This drug could make you dizzy or drowsy or blur up your eyes. Alcohol or marijuana will make you more dizzy or drowsy. Do not drive, use machinery, or do just about anything that needs alertness or clear vision until you can do it safely. Limit booze. Talk to a medical expert in case you are using marijuana.
To minimize dizziness and lightheadedness, wake up slowly when rising from your seated or lying position.
This drug may rarely make your blood glucose rise, which can cause or worsen diabetes. Tell your physician without delay for those who have the signs of high blood glucose like increased thirst/urination.

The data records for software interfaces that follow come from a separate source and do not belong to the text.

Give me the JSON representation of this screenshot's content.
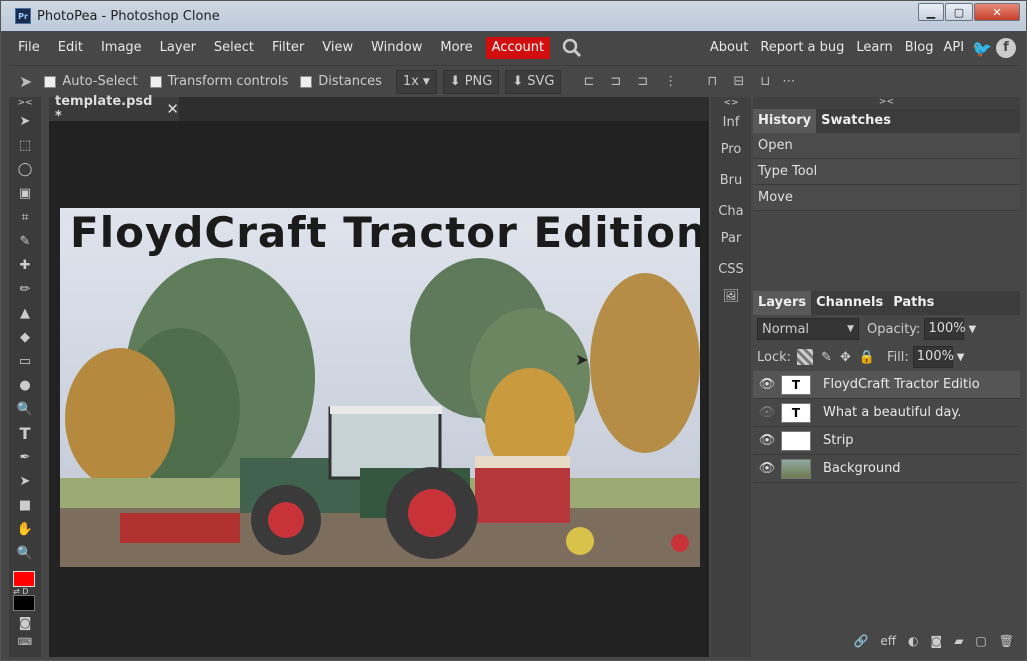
{
  "window": {
    "title": "PhotoPea - Photoshop Clone",
    "app_icon": "Pr"
  },
  "menu": {
    "left": [
      "File",
      "Edit",
      "Image",
      "Layer",
      "Select",
      "Filter",
      "View",
      "Window",
      "More"
    ],
    "account": "Account",
    "right": [
      "About",
      "Report a bug",
      "Learn",
      "Blog",
      "API"
    ]
  },
  "toolbar": {
    "auto_select": "Auto-Select",
    "transform_controls": "Transform controls",
    "distances": "Distances",
    "zoom": "1x",
    "png": "PNG",
    "svg": "SVG"
  },
  "document": {
    "tab_label": "template.psd *",
    "canvas_title": "FloydCraft Tractor Edition"
  },
  "mini_panels": [
    "Inf",
    "Pro",
    "Bru",
    "Cha",
    "Par",
    "CSS"
  ],
  "history": {
    "tabs": [
      "History",
      "Swatches"
    ],
    "items": [
      "Open",
      "Type Tool",
      "Move"
    ]
  },
  "layers": {
    "tabs": [
      "Layers",
      "Channels",
      "Paths"
    ],
    "blend_mode": "Normal",
    "opacity_label": "Opacity:",
    "opacity": "100%",
    "lock_label": "Lock:",
    "fill_label": "Fill:",
    "fill": "100%",
    "items": [
      {
        "name": "FloydCraft Tractor Editio",
        "thumb": "T"
      },
      {
        "name": "What a beautiful day.",
        "thumb": "T"
      },
      {
        "name": "Strip",
        "thumb": ""
      },
      {
        "name": "Background",
        "thumb": ""
      }
    ]
  },
  "bottom": {
    "eff": "eff"
  },
  "colors": {
    "foreground": "#ff0000",
    "background": "#000000",
    "accent": "#d20f0f"
  }
}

If you already have diabetes, look at your blood sugar levels regularly as directed and share the final results with your doctor. This medication can also lessen your blood sugar levels. Symptoms of low blood sugar levels include sudden sweating, shaking, fast heartbeat, hunger, blurred vision, dizziness or tingling hands/feet. It is really a good habit to carry glucose tablets or gel to help remedy low blood glucose levels. If you don't have these reliable varieties of glucose, rapidly lift up your blood glucose levels when you eat a fast source of sugar like table sugar, honey, or candy, or by drinking a glass of orange juice or non-diet soda. Tell your medical professional without delay regarding the reaction and the usage of this system. To help prevent low blood glucose, eat meals over a regular schedule, and don't skip meals.
This medication may make you more sensitive towards the sun. Limit your time and efforts inside sun. Avoid tanning booths and sunlamps. Use sunscreen and wear protective clothing when outdoors. Tell your doctor immediately if you get sunburned or have skin blisters/redness.
This medication should not be employed in children less than 12 since it may affect normal growth.
This medication needs to be used in combination with caution in the elderly because they could possibly be more sensitive to its unwanted effects, especially low potassium or sodium levels.
This medication needs to be used while pregnant as long as clearly needed. Discuss the risks and benefits with your doctor.
This medication passes into breast milk but isn't likely to harm a nursing infant. Consult a medical expert before breast-feeding.
Airmail: 2-3 business weeks
EMS: 3-8 business days
Airmail: 2-3 weeks, EMS: 3-8 business days.